Or, in the worst case, we end up like the Black Mirror episode Fifteen Million Merits, in which all currency is transferred into a gamified, almost impossible to accumulate system that keeps people literally running on hamster wheels and is sapped away slowly but consistently for every aspect of life.
The most likely outcome, of course, is something in the middle. More of our lives will involve microtransactions to make them easier, and many of them will be annoying, but hopefully they will engage Little Shoulder Angel and Little Shoulder Devil in equal measure.
As our last prediction, we're with Twitter user @Papapishu, who is betting on Philip K. Dick being right again, "and smart locks end up having microtransactions like in Ubik." What follows is the excerpt of text from Dick's Ubik that accompanied this Tweet, a vision of our microtransactional future from a master of speculation:
The door refused to open. It said, "Five cents, please."
He searched his pockets. No more coins; nothing. "I'll pay you tomorrow," he told the door. Again he tried the knob. Again it remained locked tight. "What I pay you," he informed it, "is in the nature of a gratuity; I don't have to pay you."

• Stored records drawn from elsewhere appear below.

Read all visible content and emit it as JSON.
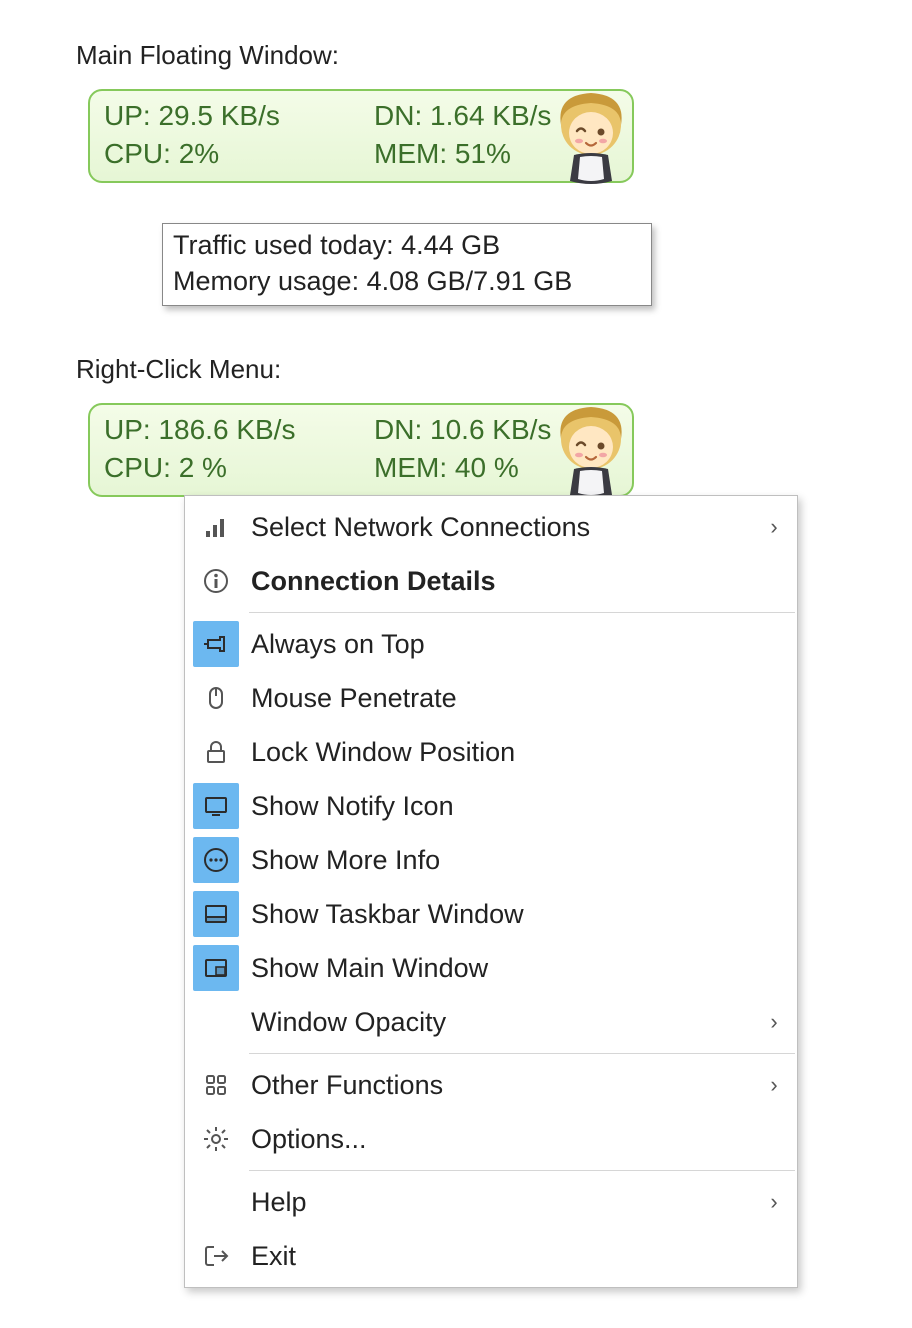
{
  "section1": {
    "title": "Main Floating Window:"
  },
  "widget1": {
    "up_label": "UP:",
    "up_value": "29.5 KB/s",
    "dn_label": "DN:",
    "dn_value": "1.64 KB/s",
    "cpu_label": "CPU:",
    "cpu_value": "2%",
    "mem_label": "MEM:",
    "mem_value": "51%"
  },
  "tooltip": {
    "line1": "Traffic used today: 4.44 GB",
    "line2": "Memory usage: 4.08 GB/7.91 GB"
  },
  "section2": {
    "title": "Right-Click Menu:"
  },
  "widget2": {
    "up_label": "UP:",
    "up_value": "186.6 KB/s",
    "dn_label": "DN:",
    "dn_value": "10.6 KB/s",
    "cpu_label": "CPU:",
    "cpu_value": "2 %",
    "mem_label": "MEM:",
    "mem_value": "40 %"
  },
  "menu": {
    "items": [
      {
        "label": "Select Network Connections",
        "icon": "signal-bars",
        "submenu": true,
        "active": false,
        "bold": false
      },
      {
        "label": "Connection Details",
        "icon": "info-circle",
        "submenu": false,
        "active": false,
        "bold": true
      },
      {
        "sep": true
      },
      {
        "label": "Always on Top",
        "icon": "pin",
        "submenu": false,
        "active": true,
        "bold": false
      },
      {
        "label": "Mouse Penetrate",
        "icon": "mouse",
        "submenu": false,
        "active": false,
        "bold": false
      },
      {
        "label": "Lock Window Position",
        "icon": "lock",
        "submenu": false,
        "active": false,
        "bold": false
      },
      {
        "label": "Show Notify Icon",
        "icon": "tray",
        "submenu": false,
        "active": true,
        "bold": false
      },
      {
        "label": "Show More Info",
        "icon": "more-circle",
        "submenu": false,
        "active": true,
        "bold": false
      },
      {
        "label": "Show Taskbar Window",
        "icon": "taskbar",
        "submenu": false,
        "active": true,
        "bold": false
      },
      {
        "label": "Show Main Window",
        "icon": "main-window",
        "submenu": false,
        "active": true,
        "bold": false
      },
      {
        "label": "Window Opacity",
        "icon": "",
        "submenu": true,
        "active": false,
        "bold": false
      },
      {
        "sep": true
      },
      {
        "label": "Other Functions",
        "icon": "grid-4",
        "submenu": true,
        "active": false,
        "bold": false
      },
      {
        "label": "Options...",
        "icon": "gear",
        "submenu": false,
        "active": false,
        "bold": false
      },
      {
        "sep": true
      },
      {
        "label": "Help",
        "icon": "",
        "submenu": true,
        "active": false,
        "bold": false
      },
      {
        "label": "Exit",
        "icon": "exit",
        "submenu": false,
        "active": false,
        "bold": false
      }
    ]
  }
}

"I think otherwise," the door said. "Look in the purchase contract you signed when you bought this conapt."
In his desk drawer he found the contract; since signing it he had found it necessary to refer to the document many times. Sure enough; payment to his door for opening and shutting constituted a mandatory fee. Not a tip.
"You discover I'm right," the door said. It sounded smug.
From the drawer beside the sink Joe Chip got a stainless steel knife; with it he began systematically to unscrew the bolt assembly of his apt's money-gulping door.
"I'll sue you," the door said as the first screw fell out.